Soon after the Nazis invaded Poland in 1939, they set out to make it a “Jew-free” territory.  Between 1939 and 1945, German officers oversaw the imprisonment, deportation, and eventual murder of approximately 3 million Jews.

Not all Poles turned their back on their fellow countrymen. They were families like that of Józef and Wiktoria Ulma and their seven children, Catholics who chose to shelter Jewish friends in their own home and were eventually executed by the Nazis for doing so. Last year, the Ulmas were declared martyrs by Pope Francis and beatified.

Despite the terror that such episodes were meant to instill in the Polish population, many heroic men and women continued to hide Jewish fugitives until the end of World War II. Among them was Irena Gut, whose incredible life story is told in the new film “Irena’s Vow,” playing in theaters April 15-16.

Directed by Canadian filmmaker Louise Archambault, “Irena’s Vow” tells an inspiring story of courage and self-neglect with the help of a strong script by Israeli-American screenwriter Dan Gordon and authentic performances from a cast led by Sophie Nélisse (“Yellowjackets,” “The Book Thief”).

Like the Ulma family (and Oskar Schindler, the protagonist of Spielberg’s 1993 epic historical drama), Gut was honored as a “Righteous Among the Nations” by the Israeli Holocaust Commission; a title given to non-Jews who risked their lives by saving Jews during the Holocaust.

St. Pope John Paul II also bestowed a special blessing on Gut in 1995. Today her story is featured in a permanent exhibit in the United States Holocaust Memorial Museum in Washington, D.C.                                                           

Gut, a young Polish nurse, was put in charge of a group of Jews employed as tailors and seamstresses in a Nazi-run hotel in her hometown of Radom. None of her employees were actually professional, but like others, had lied about their abilities and credentials to escape the first wave of persecution.

She witnessed firsthand the horrors of the Nazi genocide. In a harrowing scene, we see her witness the vicious murder of a Jewish child and mother, the child crushed to the ground and the mother shot at point blank as she cries over her dead child.

Gut’s vow, for which the film is named, was to never let it happen again. If she could do anything to save a Jewish life, she would. Archamabault’s film depicts how bold, dangerous, and unrealistic her plan was.

Her boss, Wehrmacht Major Eduard Rügemer, moved to a large mansion requisitioned from a Jewish family and asked Irena to become his housekeeper.
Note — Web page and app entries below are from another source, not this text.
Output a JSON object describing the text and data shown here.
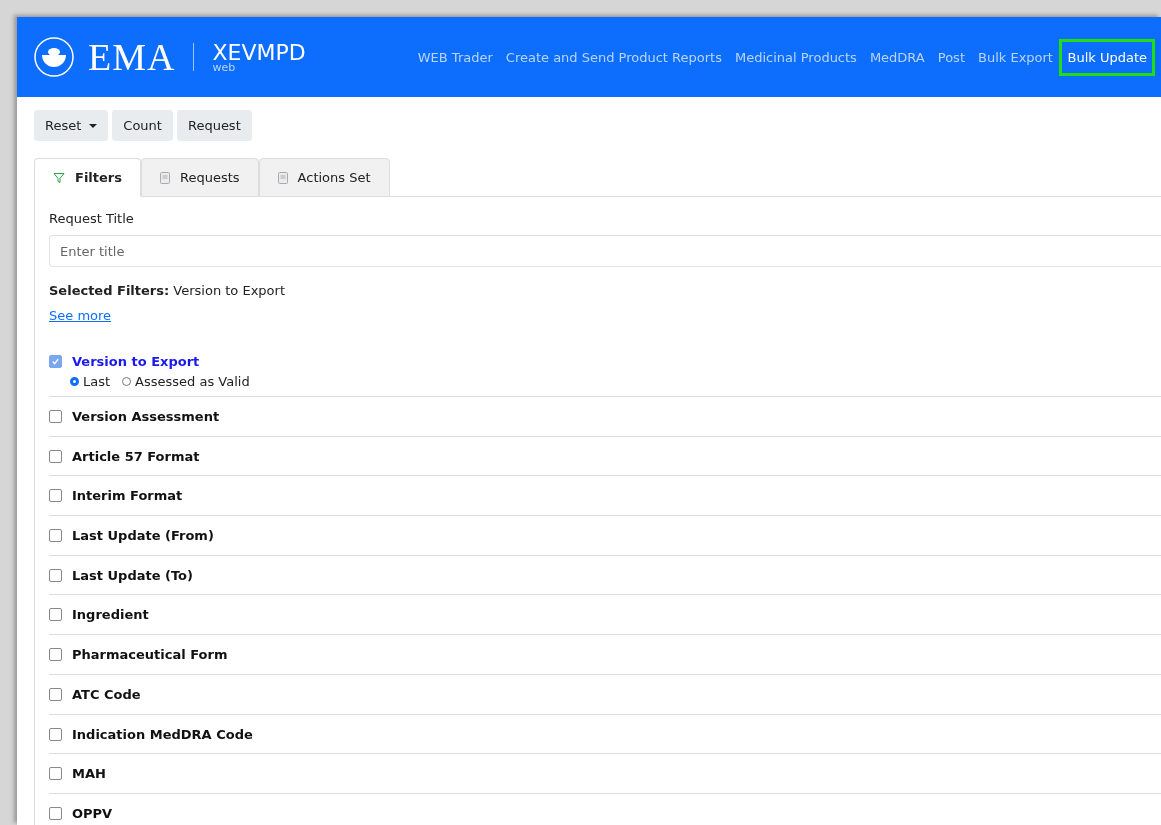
{
  "header": {
    "logo": "EMA",
    "app_name": "XEVMPD",
    "app_sub": "web",
    "nav": [
      {
        "label": "WEB Trader",
        "selected": false
      },
      {
        "label": "Create and Send Product Reports",
        "selected": false
      },
      {
        "label": "Medicinal Products",
        "selected": false
      },
      {
        "label": "MedDRA",
        "selected": false
      },
      {
        "label": "Post",
        "selected": false
      },
      {
        "label": "Bulk Export",
        "selected": false
      },
      {
        "label": "Bulk Update",
        "selected": true
      }
    ]
  },
  "toolbar": [
    {
      "label": "Reset",
      "dropdown": true
    },
    {
      "label": "Count",
      "dropdown": false
    },
    {
      "label": "Request",
      "dropdown": false
    }
  ],
  "tabs": [
    {
      "label": "Filters",
      "kind": "filter",
      "selected": true
    },
    {
      "label": "Requests",
      "kind": "doc",
      "selected": false
    },
    {
      "label": "Actions Set",
      "kind": "doc",
      "selected": false
    }
  ],
  "request_title": {
    "label": "Request Title",
    "placeholder": "Enter title"
  },
  "selected_filters": {
    "label": "Selected Filters:",
    "value": "Version to Export"
  },
  "see_more": "See more",
  "filters": [
    {
      "label": "Version to Export",
      "checked": true,
      "options": [
        {
          "label": "Last",
          "selected": true
        },
        {
          "label": "Assessed as Valid",
          "selected": false
        }
      ]
    },
    {
      "label": "Version Assessment",
      "checked": false
    },
    {
      "label": "Article 57 Format",
      "checked": false
    },
    {
      "label": "Interim Format",
      "checked": false
    },
    {
      "label": "Last Update (From)",
      "checked": false
    },
    {
      "label": "Last Update (To)",
      "checked": false
    },
    {
      "label": "Ingredient",
      "checked": false
    },
    {
      "label": "Pharmaceutical Form",
      "checked": false
    },
    {
      "label": "ATC Code",
      "checked": false
    },
    {
      "label": "Indication MedDRA Code",
      "checked": false
    },
    {
      "label": "MAH",
      "checked": false
    },
    {
      "label": "OPPV",
      "checked": false
    }
  ]
}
She accepted and proceeded to hide all of her 12 Jewish employees in the Nazi officer’s house.

Over the next two years, Gut succeeded in hiding her friends until the end of the German occupation, concealing them amid countless Nazi parties, a blackmail scheme, and even the birth of a child.

During the two years of hiding, one of the women became pregnant (the group included married couples). Delivering the baby while hiding, and keeping it hidden, seemed impossible, so one of the Jewish refugees, a doctor, asked Gut to provide him with the means to perform an abortion.

Gut refused to do so, citing her Catholic faith. “I am not going to help Hitler get another Jewish baby.” “If we don’t have this baby” she adds, “something else will die inside of us too.”

The child was born, and miraculously survived. At the end of the film, you can see real footage of Gut’s encounter with him after the war. “This is my baby,” she says in the clip as she hugs him.

Gut’s heroic protection of the unborn, whom she regarded as no less worthy of risking her life for than the adult parents, echo Mother Teresa’s timeless words on abortion.

The late saint regularly reminded wealthy western countries — particularly ones that expressed concern for the death of children from poverty or war in poorer countries — that they were forgetting the “war against the child” waged within their borders, and the “millions being killed.”

According to Mother Teresa, one has to be willing to suffer, to risk one’s life and time, to ensure that the child and mother are taken care of. “How do we persuade a woman not to have an abortion?” she once asked. “As always, we must persuade her with love and we remind ourselves that love means to be willing to give until it hurts.”

Gut was willing to give until it hurts, and her sacrifice bore much fruit. All of the Jews she hid survived, and so did Gut, who after the war married an American citizen and moved to the U.S. She died in Orange County in 2003.

As winds of war blow over much of the world, this film presents an inspiring example of what it means to live one’s faith in dramatic times. It is an appropriate movie for the Easter season, as it presents us with a woman who followed to the letter Jesus’ command at the Last Supper: “This is my commandment: love one another as I love you. No one has greater love than this, to lay down one’s life for one’s friends. You are my friends if you do what I command you.”